For a generation or more, white on white embroidery, a symbol of purity and elegance, once so desirable, has been neglected by needlewoman and collector alike. The growing importance of antique costume, in the saleroom and among serious students, has aroused interest in the embroidered white accessories that were an indispensable part of the whole ensemble. This book gives a concise summary of the various types of white needlework likely to be encountered. It shows details of the techniques and gives a readable and authoritative account of such diverse types as Dresden work, tambourned muslin, Ayrshire embroidery, Mountmellick and Richelieu work, broderie anglaise, quilting and stringwork. A useful section shows how to identify machine embroidery and Indian whitework. Above all, it will be an inspiration to the modern needlewoman attracted by white on white embroidery.

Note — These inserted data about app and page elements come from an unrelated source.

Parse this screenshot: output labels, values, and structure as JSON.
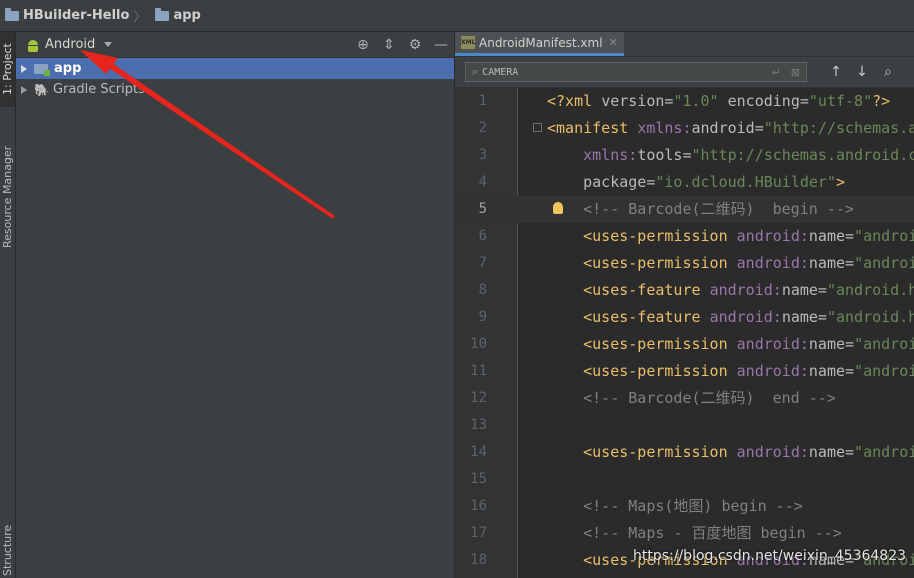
{
  "breadcrumb": {
    "project": "HBuilder-Hello",
    "module": "app"
  },
  "side_tabs": {
    "project": "1: Project",
    "resource": "Resource Manager",
    "structure": "Structure"
  },
  "project_panel": {
    "view_label": "Android",
    "tree": [
      {
        "label": "app",
        "selected": true
      },
      {
        "label": "Gradle Scripts",
        "selected": false
      }
    ]
  },
  "editor": {
    "tab": {
      "label": "AndroidManifest.xml",
      "badge": "XML"
    },
    "search": {
      "value": "CAMERA"
    },
    "lines": [
      {
        "n": "1",
        "text": "<?xml version=\"1.0\" encoding=\"utf-8\"?>"
      },
      {
        "n": "2",
        "text": "<manifest xmlns:android=\"http://schemas.a"
      },
      {
        "n": "3",
        "text": "    xmlns:tools=\"http://schemas.android.c"
      },
      {
        "n": "4",
        "text": "    package=\"io.dcloud.HBuilder\">"
      },
      {
        "n": "5",
        "text": "    <!-- Barcode(二维码)  begin -->"
      },
      {
        "n": "6",
        "text": "    <uses-permission android:name=\"androi"
      },
      {
        "n": "7",
        "text": "    <uses-permission android:name=\"androi"
      },
      {
        "n": "8",
        "text": "    <uses-feature android:name=\"android.h"
      },
      {
        "n": "9",
        "text": "    <uses-feature android:name=\"android.h"
      },
      {
        "n": "10",
        "text": "    <uses-permission android:name=\"androi"
      },
      {
        "n": "11",
        "text": "    <uses-permission android:name=\"androi"
      },
      {
        "n": "12",
        "text": "    <!-- Barcode(二维码)  end -->"
      },
      {
        "n": "13",
        "text": ""
      },
      {
        "n": "14",
        "text": "    <uses-permission android:name=\"androi"
      },
      {
        "n": "15",
        "text": ""
      },
      {
        "n": "16",
        "text": "    <!-- Maps(地图) begin -->"
      },
      {
        "n": "17",
        "text": "    <!-- Maps - 百度地图 begin -->"
      },
      {
        "n": "18",
        "text": "    <uses-permission android:name=\"androi"
      }
    ],
    "current_line": "5"
  },
  "watermark": "https://blog.csdn.net/weixin_45364823",
  "colors": {
    "selection": "#4b6eaf",
    "annotation_arrow": "#e8251c",
    "tag": "#e8bf6a",
    "string": "#6a8759",
    "namespace": "#9876aa",
    "comment": "#808080"
  }
}
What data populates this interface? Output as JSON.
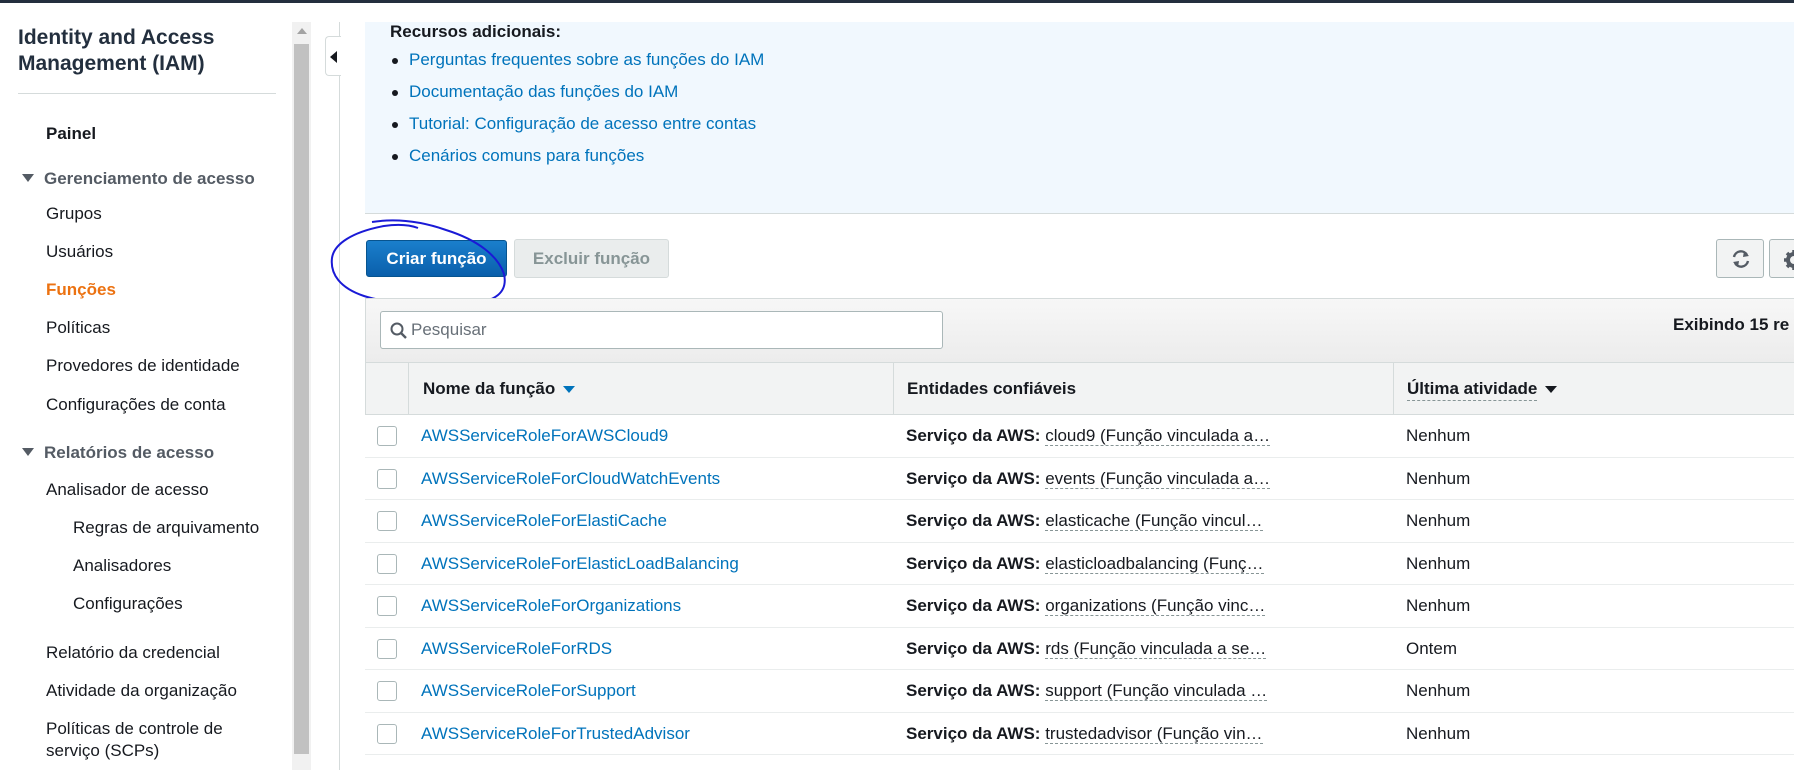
{
  "sidebar": {
    "title": "Identity and Access Management (IAM)",
    "dashboard": "Painel",
    "access_management": {
      "label": "Gerenciamento de acesso",
      "items": [
        "Grupos",
        "Usuários",
        "Funções",
        "Políticas",
        "Provedores de identidade",
        "Configurações de conta"
      ],
      "active": "Funções"
    },
    "access_reports": {
      "label": "Relatórios de acesso",
      "analyzer": "Analisador de acesso",
      "analyzer_items": [
        "Regras de arquivamento",
        "Analisadores",
        "Configurações"
      ],
      "items": [
        "Relatório da credencial",
        "Atividade da organização",
        "Políticas de controle de serviço (SCPs)"
      ]
    }
  },
  "info": {
    "title": "Recursos adicionais:",
    "links": [
      "Perguntas frequentes sobre as funções do IAM",
      "Documentação das funções do IAM",
      "Tutorial: Configuração de acesso entre contas",
      "Cenários comuns para funções"
    ]
  },
  "actions": {
    "create": "Criar função",
    "delete": "Excluir função",
    "refresh_icon": "refresh-icon",
    "settings_icon": "gear-icon"
  },
  "search": {
    "placeholder": "Pesquisar",
    "icon": "search-icon"
  },
  "showing_text": "Exibindo 15 re",
  "table": {
    "columns": [
      "Nome da função",
      "Entidades confiáveis",
      "Última atividade"
    ],
    "rows": [
      {
        "name": "AWSServiceRoleForAWSCloud9",
        "trusted_label": "Serviço da AWS:",
        "trusted_value": "cloud9 (Função vinculada a…",
        "activity": "Nenhum"
      },
      {
        "name": "AWSServiceRoleForCloudWatchEvents",
        "trusted_label": "Serviço da AWS:",
        "trusted_value": "events (Função vinculada a…",
        "activity": "Nenhum"
      },
      {
        "name": "AWSServiceRoleForElastiCache",
        "trusted_label": "Serviço da AWS:",
        "trusted_value": "elasticache (Função vincul…",
        "activity": "Nenhum"
      },
      {
        "name": "AWSServiceRoleForElasticLoadBalancing",
        "trusted_label": "Serviço da AWS:",
        "trusted_value": "elasticloadbalancing (Funç…",
        "activity": "Nenhum"
      },
      {
        "name": "AWSServiceRoleForOrganizations",
        "trusted_label": "Serviço da AWS:",
        "trusted_value": "organizations (Função vinc…",
        "activity": "Nenhum"
      },
      {
        "name": "AWSServiceRoleForRDS",
        "trusted_label": "Serviço da AWS:",
        "trusted_value": "rds (Função vinculada a se…",
        "activity": "Ontem"
      },
      {
        "name": "AWSServiceRoleForSupport",
        "trusted_label": "Serviço da AWS:",
        "trusted_value": "support (Função vinculada …",
        "activity": "Nenhum"
      },
      {
        "name": "AWSServiceRoleForTrustedAdvisor",
        "trusted_label": "Serviço da AWS:",
        "trusted_value": "trustedadvisor (Função vin…",
        "activity": "Nenhum"
      }
    ]
  },
  "colors": {
    "link": "#0073bb",
    "active_nav": "#ec7211",
    "primary_button": "#0a5fab",
    "annotation": "#1a1ad6",
    "info_bg": "#f1f8fe"
  }
}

The late Margaret Swain has written many books and articles as a result of her researches into the history of textiles. She did serve on the Council of the Embroiders' Guild and as Honorary Consultant to the National Museum of Scotland. In 1989 whe was awarded an MBE for services to the history of embroidery.